> Exercise
Reproduce the records. Keep every word exact and include no images.

+++ Source records

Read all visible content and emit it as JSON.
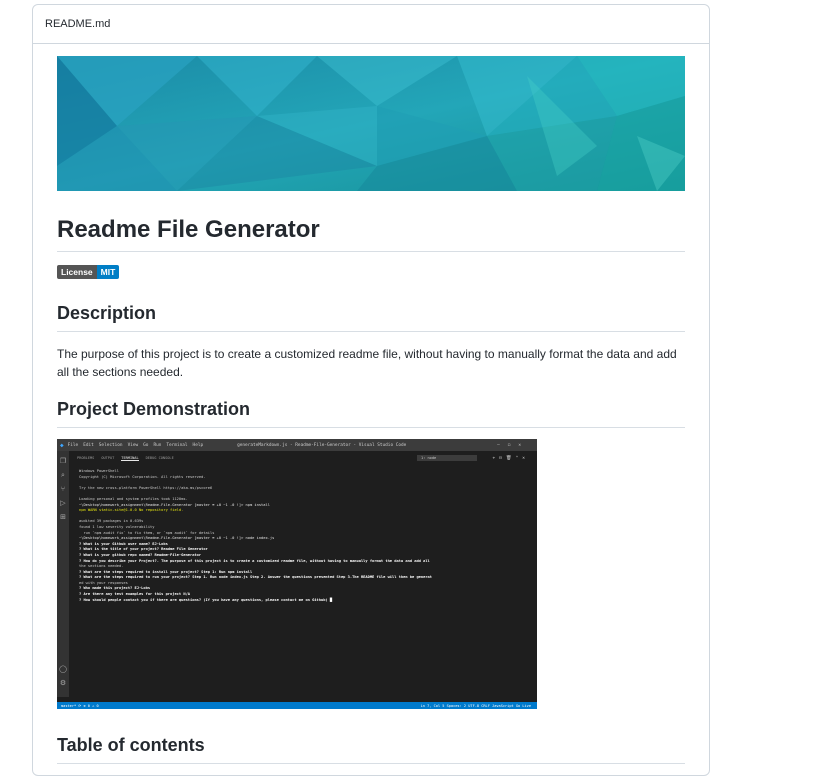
{
  "file": {
    "name": "README.md"
  },
  "readme": {
    "title": "Readme File Generator",
    "badge": {
      "label": "License",
      "value": "MIT"
    },
    "description": {
      "heading": "Description",
      "text": "The purpose of this project is to create a customized readme file, without having to manually format the data and add all the sections needed."
    },
    "demo": {
      "heading": "Project Demonstration"
    },
    "toc": {
      "heading": "Table of contents"
    }
  },
  "vscode": {
    "menu": [
      "File",
      "Edit",
      "Selection",
      "View",
      "Go",
      "Run",
      "Terminal",
      "Help"
    ],
    "window_title": "generateMarkdown.js - Readme-File-Generator - Visual Studio Code",
    "panel_tabs": [
      "PROBLEMS",
      "OUTPUT",
      "TERMINAL",
      "DEBUG CONSOLE"
    ],
    "terminal_select": "1: node",
    "terminal_lines": [
      "Windows PowerShell",
      "Copyright (C) Microsoft Corporation. All rights reserved.",
      "",
      "Try the new cross-platform PowerShell https://aka.ms/pscore6",
      "",
      "Loading personal and system profiles took 1120ms.",
      "~\\Desktop\\homework_assignment\\Readme-File-Generator [master ≡ +0 ~1 -0 !]> npm install",
      "npm WARN static-site@1.0.0 No repository field.",
      "",
      "audited 39 packages in 0.639s",
      "found 1 low severity vulnerability",
      "  run `npm audit fix` to fix them, or `npm audit` for details",
      "~\\Desktop\\homework_assignment\\Readme-File-Generator [master ≡ +0 ~1 -0 !]> node index.js",
      "? What is your Github user name? EJ-Lobs",
      "? What is the title of your project? Readme File Generator",
      "? What is your github repo named? Readme-File-Generator",
      "? How do you describe your Project?. The purpose of this project is to create a customized readme file, without having to manually format the data and add all",
      "the sections needed.",
      "? What are the steps required to install your project? Step 1: Run npm install",
      "? What are the steps required to run your project? Step 1. Run node index.js Step 2. Answer the questions presented Step 3.The README file will then be generat",
      "ed with your responses",
      "? Who made this project? EJ-Lobs",
      "? Are there any test examples for this project N/A",
      "? How should people contact you if there are questions? (If you have any questions, please contact me on Github) █"
    ],
    "status_left": "master*  ⟳  ⊗ 0 ⚠ 0",
    "status_right": "Ln 7, Col 5   Spaces: 2   UTF-8   CRLF   JavaScript   Go Live"
  },
  "colors": {
    "banner_dark": "#1a7f9a",
    "banner_light": "#2ec4c8",
    "badge_label": "#555555",
    "badge_value": "#007ec6",
    "vscode_bg": "#1e1e1e",
    "vscode_status": "#007acc"
  }
}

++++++

> Written answer
Read all visible content and emit it as JSON.
{
  "file": {
    "name": "README.md"
  },
  "readme": {
    "title": "Readme File Generator",
    "badge": {
      "label": "License",
      "value": "MIT"
    },
    "description": {
      "heading": "Description",
      "text": "The purpose of this project is to create a customized readme file, without having to manually format the data and add all the sections needed."
    },
    "demo": {
      "heading": "Project Demonstration"
    },
    "toc": {
      "heading": "Table of contents"
    }
  },
  "vscode": {
    "menu": [
      "File",
      "Edit",
      "Selection",
      "View",
      "Go",
      "Run",
      "Terminal",
      "Help"
    ],
    "window_title": "generateMarkdown.js - Readme-File-Generator - Visual Studio Code",
    "panel_tabs": [
      "PROBLEMS",
      "OUTPUT",
      "TERMINAL",
      "DEBUG CONSOLE"
    ],
    "terminal_select": "1: node",
    "terminal_lines": [
      "Windows PowerShell",
      "Copyright (C) Microsoft Corporation. All rights reserved.",
      "",
      "Try the new cross-platform PowerShell https://aka.ms/pscore6",
      "",
      "Loading personal and system profiles took 1120ms.",
      "~\\Desktop\\homework_assignment\\Readme-File-Generator [master ≡ +0 ~1 -0 !]> npm install",
      "npm WARN static-site@1.0.0 No repository field.",
      "",
      "audited 39 packages in 0.639s",
      "found 1 low severity vulnerability",
      "  run `npm audit fix` to fix them, or `npm audit` for details",
      "~\\Desktop\\homework_assignment\\Readme-File-Generator [master ≡ +0 ~1 -0 !]> node index.js",
      "? What is your Github user name? EJ-Lobs",
      "? What is the title of your project? Readme File Generator",
      "? What is your github repo named? Readme-File-Generator",
      "? How do you describe your Project?. The purpose of this project is to create a customized readme file, without having to manually format the data and add all",
      "the sections needed.",
      "? What are the steps required to install your project? Step 1: Run npm install",
      "? What are the steps required to run your project? Step 1. Run node index.js Step 2. Answer the questions presented Step 3.The README file will then be generat",
      "ed with your responses",
      "? Who made this project? EJ-Lobs",
      "? Are there any test examples for this project N/A",
      "? How should people contact you if there are questions? (If you have any questions, please contact me on Github) █"
    ],
    "status_left": "master*  ⟳  ⊗ 0 ⚠ 0",
    "status_right": "Ln 7, Col 5   Spaces: 2   UTF-8   CRLF   JavaScript   Go Live"
  },
  "colors": {
    "banner_dark": "#1a7f9a",
    "banner_light": "#2ec4c8",
    "badge_label": "#555555",
    "badge_value": "#007ec6",
    "vscode_bg": "#1e1e1e",
    "vscode_status": "#007acc"
  }
}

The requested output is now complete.